In January 1786, as he prepared for a mid-life career change from Scots advocate to English barrister, James Boswell ‘read in Blackstone for some days’. Some years later another Edinburgh lawyer hoped that William Blackstone’s Commentaries on the laws of England (Oxford, 1765–9), still regarded by English common lawyers as ‘the magnum opus of the eighteenth century’, might yield ‘a certain degree of Information in the English Laws’ to complement ‘the best Books (though we have none nearly so good) on Scots Jurisprudence’.

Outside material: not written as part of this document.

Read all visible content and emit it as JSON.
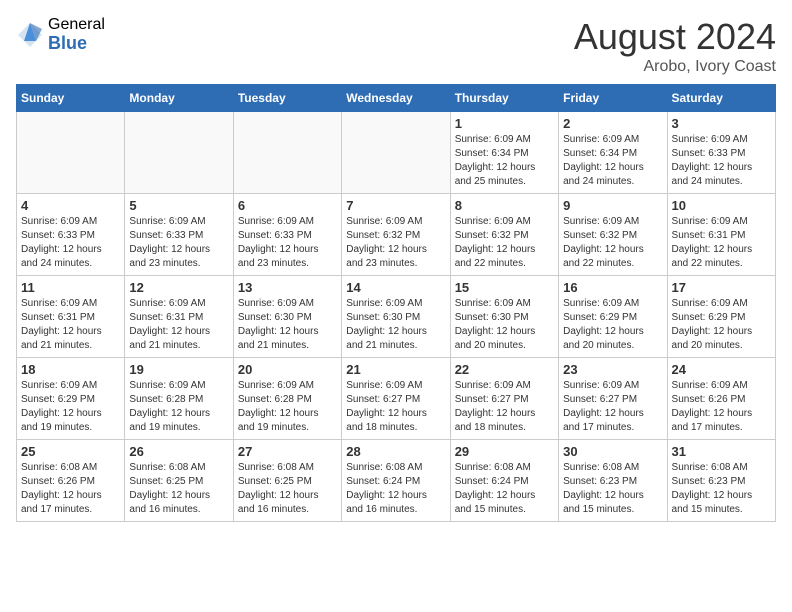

The title of this volume notwithstanding, there was – and arguably still is – no such thing as British law. While facilitating some cross-border traffic of cases and practitioners, the first Act of Union (6 Anne c. 11) preserved the autonomy of English common law and Scottish Roman or civilian legal institutions. Nor did the second union of 1800 incorporate Ireland’s transplanted common-law jurisdiction (39 & 40 George III c. 67), although appeals from Dublin, as from Edinburgh, went henceforth to the House of Lords at Westminster. Irish courts and lawyers followed precedents and procedures laid down by English law books, many of which were reprinted in Dublin, like the pirated 1775 ‘sixth’ edition of Blackstone’s Commentaries, since no copyright legislation applied in Ireland until 1801 (41 George III c. 107). Yet English and Irish law were not identical. The 1780s also saw the first printed volumes of Irish law reports since the early seventeenth century; these heralded ‘a profusion of nominate Irish reports’, while not immediately ending complaints about the fated oblivion of Irish judicial decisions. That eighteenth-century Irish law publishing involved more than merely reprints for export to England and its colonies is, however, indicated by the appearance of such works as Matthew Dutton’s Law of masters and servants in Ireland (Dublin, 1723), ‘the earliest textbook in English in the field of labour law’.